Applying zone references Plant encyclopedias may refer simply, for example, to “Zone 6,” which generally means that the plant is hardy to that zone (and will endure winters there), and generally can withstand all the warmer zones below. More detailed information may indicate a range of zones (i.e., “Zones 4-9”), which means the plant will only grow in those zones, and will not tolerate the colder and warmer extremes outside them. But remember, zones are only a guide.
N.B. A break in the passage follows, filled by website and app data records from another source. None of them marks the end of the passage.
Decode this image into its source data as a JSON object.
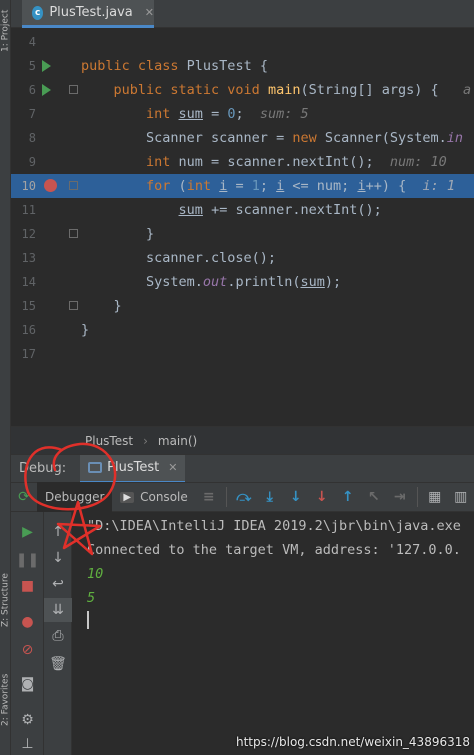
{
  "left_strip": {
    "project_tab": "1: Project",
    "structure_tab": "Z: Structure",
    "favorites_tab": "2: Favorites"
  },
  "tab": {
    "label": "PlusTest.java",
    "icon": "c"
  },
  "editor": {
    "line_numbers": [
      "4",
      "5",
      "6",
      "7",
      "8",
      "9",
      "10",
      "11",
      "12",
      "13",
      "14",
      "15",
      "16",
      "17"
    ],
    "hints": {
      "sum": "sum: 5",
      "num": "num: 10",
      "i": "i: 1",
      "args": "a"
    }
  },
  "breadcrumb": {
    "class": "PlusTest",
    "method": "main()"
  },
  "debug": {
    "label": "Debug:",
    "session": "PlusTest"
  },
  "debug_toolbar": {
    "debugger_tab": "Debugger",
    "console_tab": "Console"
  },
  "console": {
    "lines": [
      "\"D:\\IDEA\\IntelliJ IDEA 2019.2\\jbr\\bin\\java.exe",
      "Connected to the target VM, address: '127.0.0.",
      "10",
      "5"
    ]
  },
  "watermark": "https://blog.csdn.net/weixin_43896318",
  "colors": {
    "accent": "#4a88c7",
    "highlight": "#2d6099",
    "run": "#499c54",
    "breakpoint": "#c75450",
    "annotation": "#e0302a"
  }
}
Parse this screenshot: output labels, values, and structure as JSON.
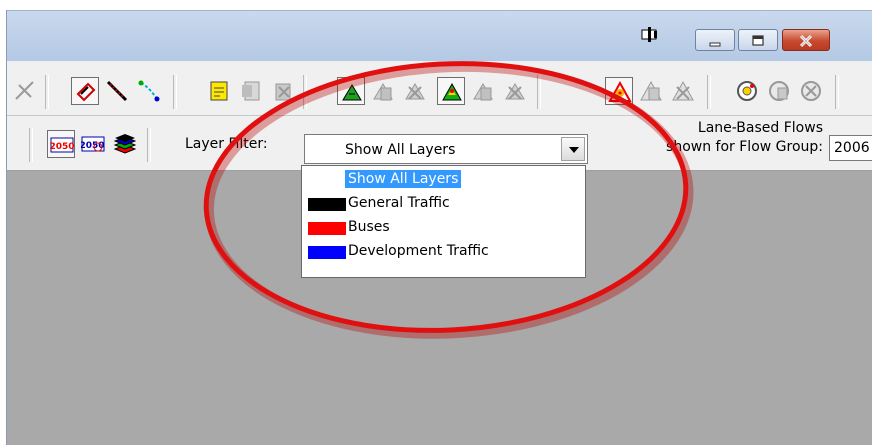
{
  "toolbar2": {
    "layer_filter_label": "Layer Filter:",
    "layer_filter_value": "Show All Layers",
    "flows_label_line1": "Lane-Based Flows",
    "flows_label_line2": "shown for Flow Group:",
    "flow_group_value": "2006"
  },
  "dropdown": {
    "items": [
      {
        "label": "Show All Layers",
        "color": null,
        "selected": true
      },
      {
        "label": "General Traffic",
        "color": "#000000"
      },
      {
        "label": "Buses",
        "color": "#ff0000"
      },
      {
        "label": "Development Traffic",
        "color": "#0000ff"
      }
    ]
  },
  "icons": {
    "year_2050": "2050",
    "year_2050b": "2050"
  },
  "colors": {
    "annotation": "#e01010",
    "selection": "#3399ff",
    "canvas": "#a9a9a9"
  }
}
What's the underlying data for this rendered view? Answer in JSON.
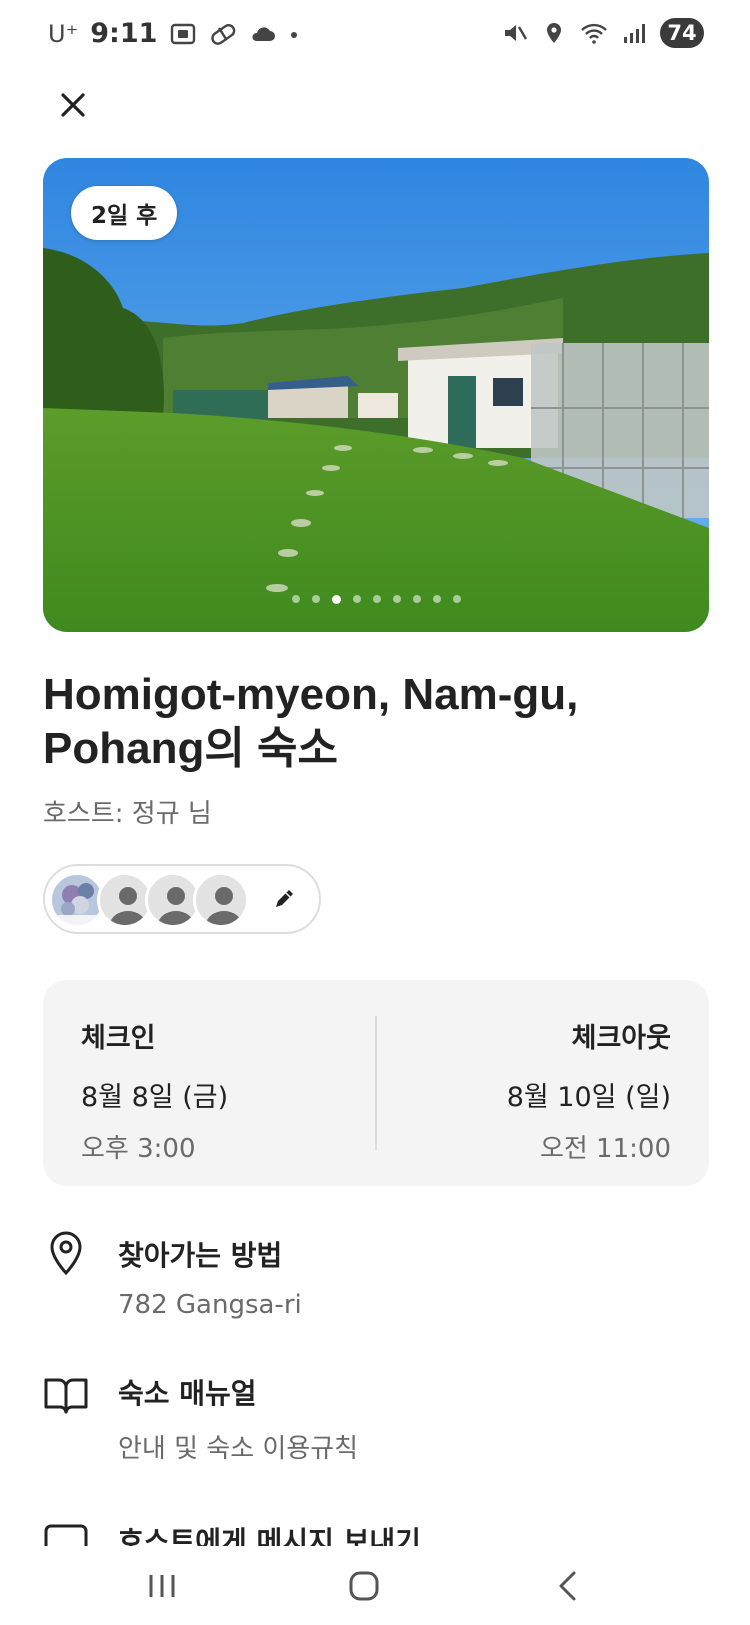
{
  "status_bar": {
    "carrier": "U⁺",
    "time": "9:11",
    "battery": "74",
    "icons": [
      "screenshot-icon",
      "pill-icon",
      "cloud-icon",
      "dot-icon",
      "mute-icon",
      "location-icon",
      "wifi-icon",
      "signal-icon"
    ]
  },
  "header": {
    "close_icon": "close-icon"
  },
  "hero": {
    "badge": "2일 후",
    "photo_count": 9,
    "active_photo_index": 2
  },
  "listing": {
    "title": "Homigot-myeon, Nam-gu, Pohang의 숙소",
    "host": "호스트: 정규 님"
  },
  "guests": {
    "avatars": [
      "guest-photo-avatar",
      "guest-placeholder-avatar",
      "guest-placeholder-avatar",
      "guest-placeholder-avatar"
    ],
    "edit_icon": "pencil-icon"
  },
  "checkin": {
    "in_label": "체크인",
    "in_date": "8월 8일 (금)",
    "in_time": "오후 3:00",
    "out_label": "체크아웃",
    "out_date": "8월 10일 (일)",
    "out_time": "오전 11:00"
  },
  "rows": [
    {
      "icon": "location-pin-icon",
      "title": "찾아가는 방법",
      "subtitle": "782 Gangsa-ri"
    },
    {
      "icon": "book-icon",
      "title": "숙소 매뉴얼",
      "subtitle": "안내 및 숙소 이용규칙"
    },
    {
      "icon": "message-icon",
      "title": "호스트에게 메시지 보내기"
    }
  ],
  "nav": {
    "icons": [
      "recent-apps-icon",
      "home-icon",
      "back-icon"
    ]
  },
  "colors": {
    "text": "#222222",
    "muted": "#6a6a6a",
    "card_bg": "#f4f4f4",
    "border": "#dddddd"
  }
}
You may find microclimates that allow you to grow more than the books say you can; by the same token, you may find to your dismay that some precious plant — one that’s “supposed” to be hardy in your zone — finds its way to plant heaven instead.
To use Plant America Zone map, We have to ask you to use the zipcode above.
If you live outside North America You can roughly translate the USDA hardiness zones by finding out how low your area’s temperatures can reach, and then use the chart below to find your corresponding zone.
Zone 1: below -46 C (below -50 F) Zone 2: -46 to -40 C (-50 to -40 F) Zone 3: -40 to -34 C (-40 to -30 F) Zone 4: -34 to -29 C (-30 to -20 F) Zone 5: -29 to -23 C (-20 to -10 F) Zone 6: -23 to -18 C (-10 to 0 F) Zone 7: -18 to -12 C (0 to 10 F) Zone 8: -12 to -7 C (10 to 20 F) Zone 9: -7 to -1 C (20 to 30 F) Zone 10: -1 to 4 C (30 to 40 F) Zone 11: above 4 C (above 40 F)
Sunset Zones versus USDA Zones
Gardeners in the western United States sometimes are confused when confronted with the 11 Hardiness Zones created by the USDA (United States Department of Agriculture), because they are used to a 24-zone climate system created 40 years ago by Sunset Magazine. The Sunset zone maps, which cover 13 Western states, are much more precise than the USDA’s, since they factor in not only winter minimum temperatures, but also summer highs, lengths of growing seasons, humidity, and rainfall patterns to provide a more accurate picture of what will grow there.
If you live in the western U.S., you’ll find that nurseries, garden centers, and other western gardeners usually refer to the Sunset climate zones rather than the USDA plant hardiness zones. In fact, the Sunset zones and maps are what are listed for each plant in Sunset’s Western Garden Book and Western Garden CD-ROM, which are considered the standard gardening references in the West.
However, the USDA zones are still of importance to western gardeners, since the USDA zones are used in the rest of the country. When you order plants from catalogs or read general garden books, you need to know your USDA zone in order to be able to interpret references correctly. To determine your USDA zone, use the links above.
The American Horticultural Society has issued a Plant Heat-Zone Map. Click here for information about the map.